Work request | Among the lines of the records below, count those with the word "stránky". Reply with that number alone.

Material provided |

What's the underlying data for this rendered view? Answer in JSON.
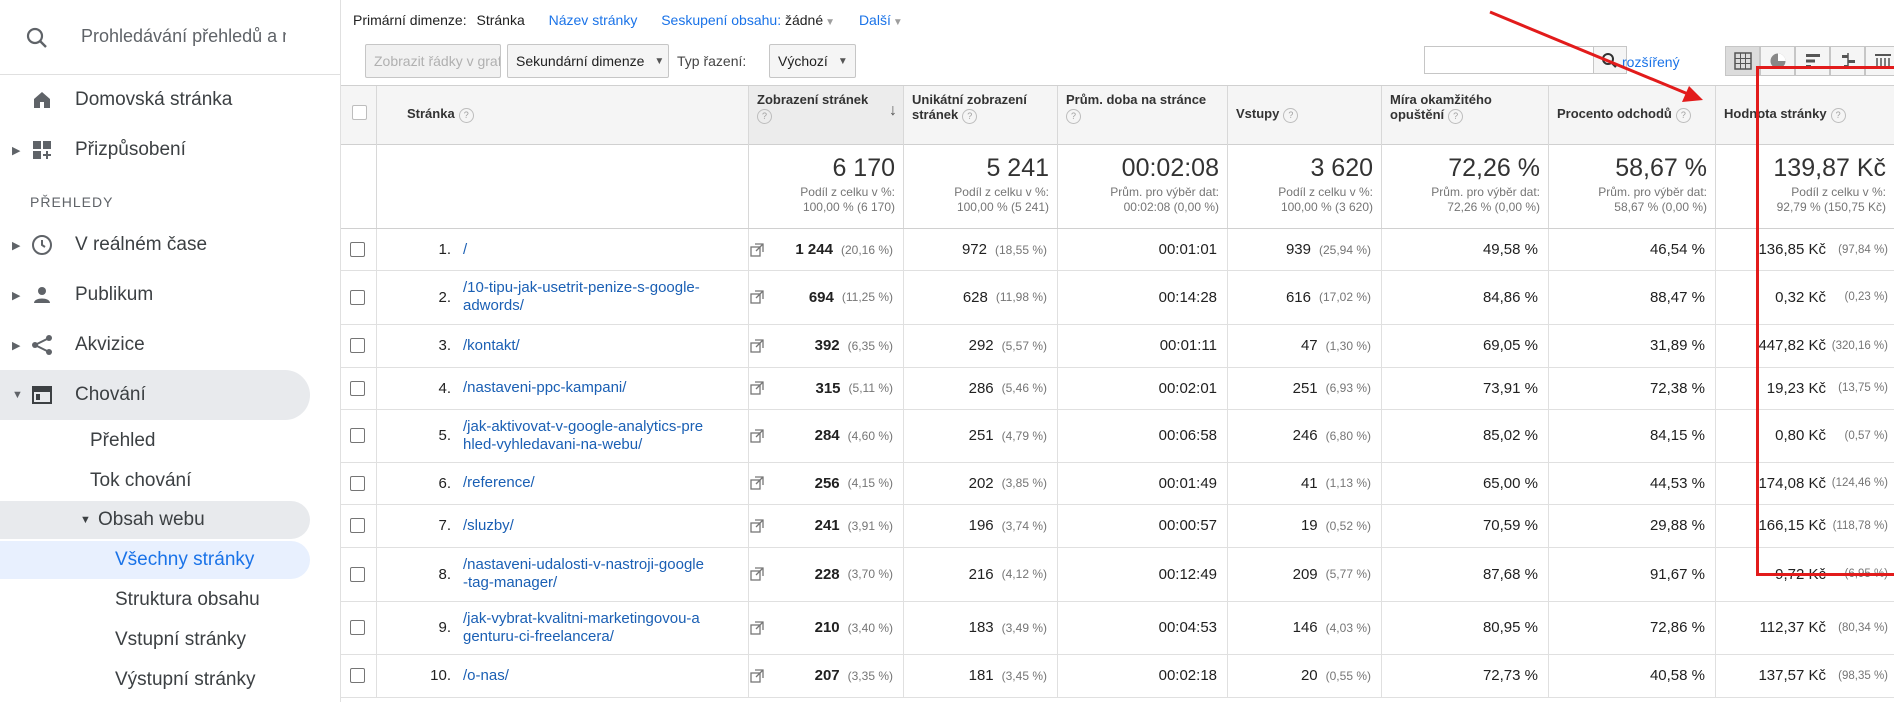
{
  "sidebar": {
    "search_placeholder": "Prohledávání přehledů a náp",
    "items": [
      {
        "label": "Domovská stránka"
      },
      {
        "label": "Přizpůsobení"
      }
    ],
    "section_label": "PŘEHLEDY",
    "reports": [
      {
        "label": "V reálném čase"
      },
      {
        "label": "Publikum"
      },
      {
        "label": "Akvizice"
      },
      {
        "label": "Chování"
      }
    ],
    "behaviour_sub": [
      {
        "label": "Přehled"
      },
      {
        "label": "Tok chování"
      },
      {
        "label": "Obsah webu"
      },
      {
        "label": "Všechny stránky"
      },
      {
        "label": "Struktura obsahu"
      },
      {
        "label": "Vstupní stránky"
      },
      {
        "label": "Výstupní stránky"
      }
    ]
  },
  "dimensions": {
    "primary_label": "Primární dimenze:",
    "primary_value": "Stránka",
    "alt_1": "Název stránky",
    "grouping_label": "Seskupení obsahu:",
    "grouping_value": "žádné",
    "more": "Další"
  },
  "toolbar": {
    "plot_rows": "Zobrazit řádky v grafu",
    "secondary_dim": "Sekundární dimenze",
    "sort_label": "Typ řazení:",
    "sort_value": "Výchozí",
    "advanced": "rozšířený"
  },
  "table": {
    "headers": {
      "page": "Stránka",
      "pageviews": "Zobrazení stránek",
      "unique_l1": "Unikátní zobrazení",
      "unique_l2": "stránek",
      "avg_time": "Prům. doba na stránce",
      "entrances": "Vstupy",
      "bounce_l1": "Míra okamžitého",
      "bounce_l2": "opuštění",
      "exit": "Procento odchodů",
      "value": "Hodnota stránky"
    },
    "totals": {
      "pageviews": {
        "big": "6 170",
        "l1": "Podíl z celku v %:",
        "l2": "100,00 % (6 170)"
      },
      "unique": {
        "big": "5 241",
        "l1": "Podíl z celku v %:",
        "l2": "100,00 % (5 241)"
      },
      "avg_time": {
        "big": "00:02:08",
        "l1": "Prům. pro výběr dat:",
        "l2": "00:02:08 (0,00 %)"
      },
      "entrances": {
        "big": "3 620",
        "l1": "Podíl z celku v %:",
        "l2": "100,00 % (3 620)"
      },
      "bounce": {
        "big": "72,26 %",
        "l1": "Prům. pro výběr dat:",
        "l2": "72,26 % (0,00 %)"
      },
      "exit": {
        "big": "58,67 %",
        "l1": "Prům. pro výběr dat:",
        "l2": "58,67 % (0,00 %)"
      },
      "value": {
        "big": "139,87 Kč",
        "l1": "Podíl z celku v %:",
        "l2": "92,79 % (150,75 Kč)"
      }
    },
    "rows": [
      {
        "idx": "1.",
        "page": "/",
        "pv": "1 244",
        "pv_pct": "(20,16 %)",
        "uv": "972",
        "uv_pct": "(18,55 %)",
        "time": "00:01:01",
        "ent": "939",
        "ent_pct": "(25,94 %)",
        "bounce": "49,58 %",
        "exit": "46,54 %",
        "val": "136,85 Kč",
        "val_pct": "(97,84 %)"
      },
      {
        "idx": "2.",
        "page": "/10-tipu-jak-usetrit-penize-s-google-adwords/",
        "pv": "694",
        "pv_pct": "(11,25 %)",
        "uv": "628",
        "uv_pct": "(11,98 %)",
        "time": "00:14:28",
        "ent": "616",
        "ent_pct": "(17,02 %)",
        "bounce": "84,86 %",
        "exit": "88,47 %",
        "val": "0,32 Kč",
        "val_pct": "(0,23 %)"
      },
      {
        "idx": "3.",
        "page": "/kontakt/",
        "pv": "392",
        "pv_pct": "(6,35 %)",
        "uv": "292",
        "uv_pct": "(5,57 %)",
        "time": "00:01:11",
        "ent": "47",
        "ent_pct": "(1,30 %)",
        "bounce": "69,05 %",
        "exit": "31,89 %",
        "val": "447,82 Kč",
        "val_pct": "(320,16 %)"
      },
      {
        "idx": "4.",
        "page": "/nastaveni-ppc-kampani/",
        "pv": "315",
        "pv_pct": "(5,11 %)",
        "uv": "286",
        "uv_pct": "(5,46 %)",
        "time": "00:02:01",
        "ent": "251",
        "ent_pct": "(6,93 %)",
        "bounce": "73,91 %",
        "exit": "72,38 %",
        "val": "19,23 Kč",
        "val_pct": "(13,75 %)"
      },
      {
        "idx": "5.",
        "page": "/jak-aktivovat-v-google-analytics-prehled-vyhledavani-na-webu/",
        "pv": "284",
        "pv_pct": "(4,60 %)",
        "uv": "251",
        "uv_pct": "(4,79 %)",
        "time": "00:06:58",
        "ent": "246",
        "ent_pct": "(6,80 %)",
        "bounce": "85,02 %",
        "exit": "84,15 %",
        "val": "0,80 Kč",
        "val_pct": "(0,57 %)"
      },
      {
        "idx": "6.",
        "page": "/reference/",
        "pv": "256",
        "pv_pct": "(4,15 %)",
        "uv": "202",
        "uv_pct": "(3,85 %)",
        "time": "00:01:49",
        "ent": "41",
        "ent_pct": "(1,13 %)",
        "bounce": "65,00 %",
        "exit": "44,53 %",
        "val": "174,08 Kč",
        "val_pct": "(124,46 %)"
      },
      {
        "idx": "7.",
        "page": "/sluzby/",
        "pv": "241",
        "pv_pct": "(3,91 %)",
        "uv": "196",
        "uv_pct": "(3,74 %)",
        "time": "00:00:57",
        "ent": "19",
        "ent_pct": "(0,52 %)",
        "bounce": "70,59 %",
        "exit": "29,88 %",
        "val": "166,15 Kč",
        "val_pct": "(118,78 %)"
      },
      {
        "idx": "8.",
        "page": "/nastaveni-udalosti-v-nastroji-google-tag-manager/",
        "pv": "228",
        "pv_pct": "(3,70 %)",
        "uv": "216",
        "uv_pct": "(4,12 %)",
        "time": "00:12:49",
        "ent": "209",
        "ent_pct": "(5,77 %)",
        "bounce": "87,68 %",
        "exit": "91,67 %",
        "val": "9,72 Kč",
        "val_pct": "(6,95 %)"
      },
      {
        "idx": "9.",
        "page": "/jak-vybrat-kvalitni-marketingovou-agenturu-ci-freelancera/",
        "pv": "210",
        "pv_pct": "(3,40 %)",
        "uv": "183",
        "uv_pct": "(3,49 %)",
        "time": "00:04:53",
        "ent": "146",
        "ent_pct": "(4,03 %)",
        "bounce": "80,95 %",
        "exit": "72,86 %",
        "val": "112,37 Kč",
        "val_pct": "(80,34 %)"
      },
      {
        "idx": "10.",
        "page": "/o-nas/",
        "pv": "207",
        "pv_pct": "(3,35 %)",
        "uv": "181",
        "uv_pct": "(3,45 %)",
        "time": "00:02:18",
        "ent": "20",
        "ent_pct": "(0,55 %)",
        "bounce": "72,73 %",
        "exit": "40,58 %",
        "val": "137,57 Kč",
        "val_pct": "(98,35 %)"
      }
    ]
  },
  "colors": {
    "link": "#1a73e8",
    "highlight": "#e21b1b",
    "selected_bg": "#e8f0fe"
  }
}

Reply to the exercise | 5